First I put the lizard in a shoebox. I then found a vet in the yellow pages who specialized in lizards (a herpatologist). I called the vet and they said to bring him in, but there was probably nothing they could do. However the woman on the other end of the phone must have sensed my grief, because she didn't laugh at me or anything. I dressed my unemployed ass and drove in a panic to the vet, lizard in tow. I had to repeat my story several times before I got the right person to look at my lizard friend. I said "He's so COLD. I can't believe how COLD he is." and the vet said "Yes, he's a LIZARD. They're COLD-blooded." Oh. Yeah.

The vet told me the tail wasn't that big of a problem, although it looked gross. I knew, of course, that lizards grew their tails back, but I wasn't sure how high up it could be broken off and still come back. (And yes, I had the broken part with me, although she threw it away -- this wasn't ER, after all). She said it would probably grow back partways, but not to its full length. However, the more troubling issue was the teeth marks. The vet told me the lizard would probably die from infection, if not internal injuries. I must have looked crestfallen. She then laid out a plan where I would need to put the lizard in the shoebox on a heating pad set on low. I would need to administer a liquid antibiotic 3 times a day, by syringe. I would also need to syringe-feed it canned catfood and water twice a day. All this, for 10 days. I looked at her and said "You know this lizard is from my backyard, right??" and she nodded and said "10 days." So then my unemployed ass paid $100 and went home to care for the lizard. Yes, I did it. I did everything she said. After a couple of days the lizard began moving around a bit, although oddly, it never tried to escape. It also wasn't so excited about my forcing a syringe into its mouth several times a day, but I got the hang of that too. Thank God my sister came to visit later that day, because at first it took both of us to get the job done. And bless her heart, my sister is probably the only person in the world who didn't think I was insane for doing this. She completely got it. If she did think I was insane, she didn't let on. Much.

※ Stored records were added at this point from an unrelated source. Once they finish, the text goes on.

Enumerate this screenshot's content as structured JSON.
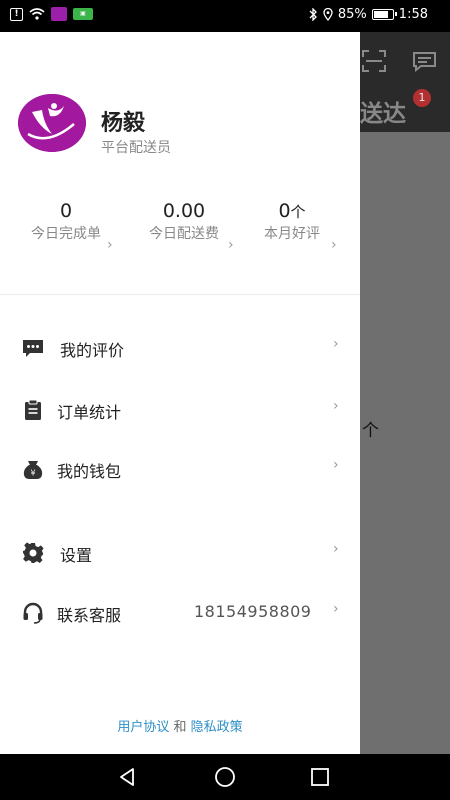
{
  "status_bar": {
    "battery_percent": "85%",
    "battery_level": 0.85,
    "time": "1:58",
    "icons": [
      "notification-icon",
      "wifi-icon",
      "app-icon",
      "app-badge-icon",
      "bluetooth-icon",
      "location-icon",
      "battery-icon"
    ]
  },
  "background_app": {
    "title_fragment": "送达",
    "badge_count": "1",
    "text_fragment": "个",
    "icons": [
      "scan-icon",
      "message-icon"
    ]
  },
  "drawer": {
    "user": {
      "name": "杨毅",
      "role": "平台配送员"
    },
    "stats": [
      {
        "value": "0",
        "unit": "",
        "label": "今日完成单"
      },
      {
        "value": "0.00",
        "unit": "",
        "label": "今日配送费"
      },
      {
        "value": "0",
        "unit": "个",
        "label": "本月好评"
      }
    ],
    "menu": [
      {
        "label": "我的评价",
        "icon": "comment-icon",
        "value": ""
      },
      {
        "label": "订单统计",
        "icon": "clipboard-icon",
        "value": ""
      },
      {
        "label": "我的钱包",
        "icon": "wallet-icon",
        "value": ""
      },
      {
        "label": "设置",
        "icon": "gear-icon",
        "value": ""
      },
      {
        "label": "联系客服",
        "icon": "headset-icon",
        "value": "18154958809"
      }
    ],
    "footer": {
      "user_agreement": "用户协议",
      "conjunction": "和",
      "privacy_policy": "隐私政策"
    }
  },
  "nav_bar": {
    "icons": [
      "back-icon",
      "home-icon",
      "recents-icon"
    ]
  },
  "colors": {
    "link": "#2e8fc7",
    "avatar_bg": "#a2189f",
    "text_primary": "#222222",
    "text_secondary": "#888888"
  }
}
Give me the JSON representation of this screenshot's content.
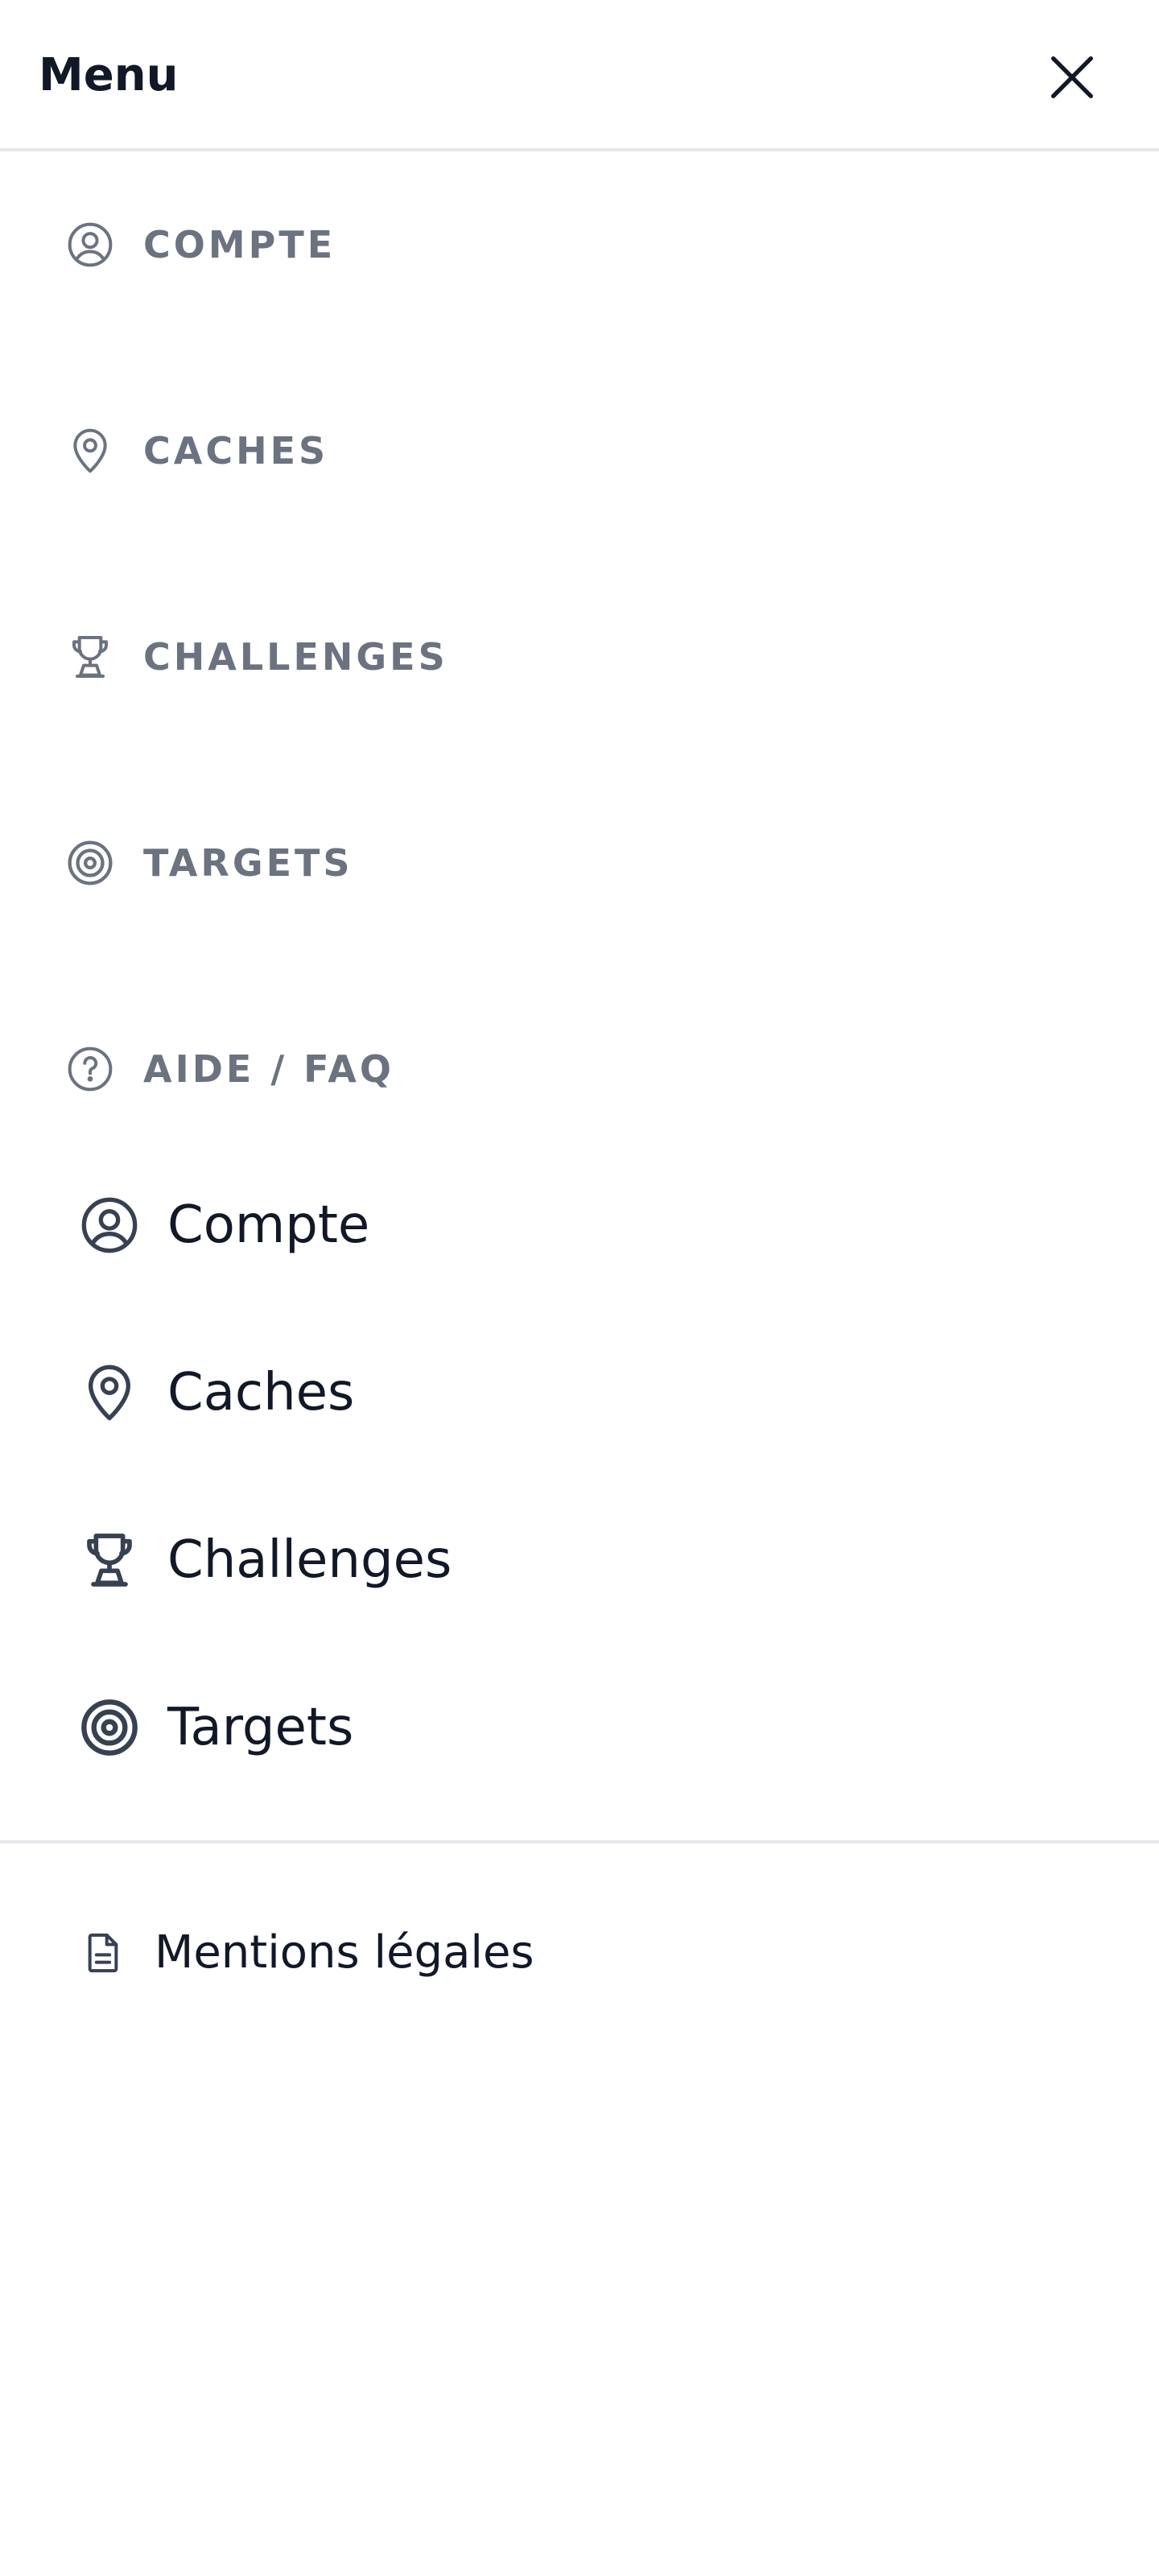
{
  "header": {
    "title": "Menu",
    "close_icon": "close-icon"
  },
  "sections": [
    {
      "label": "COMPTE",
      "icon": "user-circle-icon"
    },
    {
      "label": "CACHES",
      "icon": "map-pin-icon"
    },
    {
      "label": "CHALLENGES",
      "icon": "trophy-icon"
    },
    {
      "label": "TARGETS",
      "icon": "target-icon"
    },
    {
      "label": "AIDE / FAQ",
      "icon": "help-circle-icon"
    }
  ],
  "nav": [
    {
      "label": "Compte",
      "icon": "user-circle-icon"
    },
    {
      "label": "Caches",
      "icon": "map-pin-icon"
    },
    {
      "label": "Challenges",
      "icon": "trophy-icon"
    },
    {
      "label": "Targets",
      "icon": "target-icon"
    }
  ],
  "footer": {
    "legal_label": "Mentions légales",
    "legal_icon": "document-icon"
  },
  "colors": {
    "section_text": "#6b7280",
    "primary_text": "#111827",
    "icon_dark": "#374151",
    "divider": "#e5e7eb"
  }
}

After 10 days it was time to free the lizard. I called the vet and she sounded surprised that it was still alive. Nice. But she said that was a good sign. Encouraged, I took it outside and set it gently on the railroad tie around the tree pit. It didn't move. I went back inside to watch it. And people, I am not making up what i'm about to tell you. It is TRUE.

As I watched out my window, about 30 seconds later another spiny lizard appeared to greet my little guy. At the sight of the other lizard, my guy moved around a bit. The other lizard then bumped noses (YES IT DID) with my guy, then climbed on its back and just sat there for a moment. Then it leapt off and both lizards scuttled into a crevice and I didn't see them again that day. It brought literal tears to my eyes. It could only have been more perfect had a John Denver song been playing in the background.

And the best part of all? My lizard is STILL OUT THERE. He lives back there and I have seen him every summer since then. I know it's him because of his stubby tail! This all came to mind because I saw him hanging out on my house just the other day as I went out my front door. I stopped and put my face close to him and said "hello spiny lizard" and -- you got it -- he didn't move. I have no regrets about saving that lizard's life. I think it's special that he didn't relocate after such a trauma, and my cats even still go outside sometimes.

So whenever you see a spiny lizard, be kind. I truly believe that mine genuinely appreciated what I did for him -- and what comes around goes around. Oh, and please don't anyone try to tell me that a lizard's lifespan is shorter than 3 years, because I absolutely won't believe you. This is MY lizard with his stubby tail. I just know it.

the. end.

1 comment:

Babs said...

I love this story. It takes a really special person to take a lizard to the vet when they're unemployed! Glad to hear he's still alive and well. :)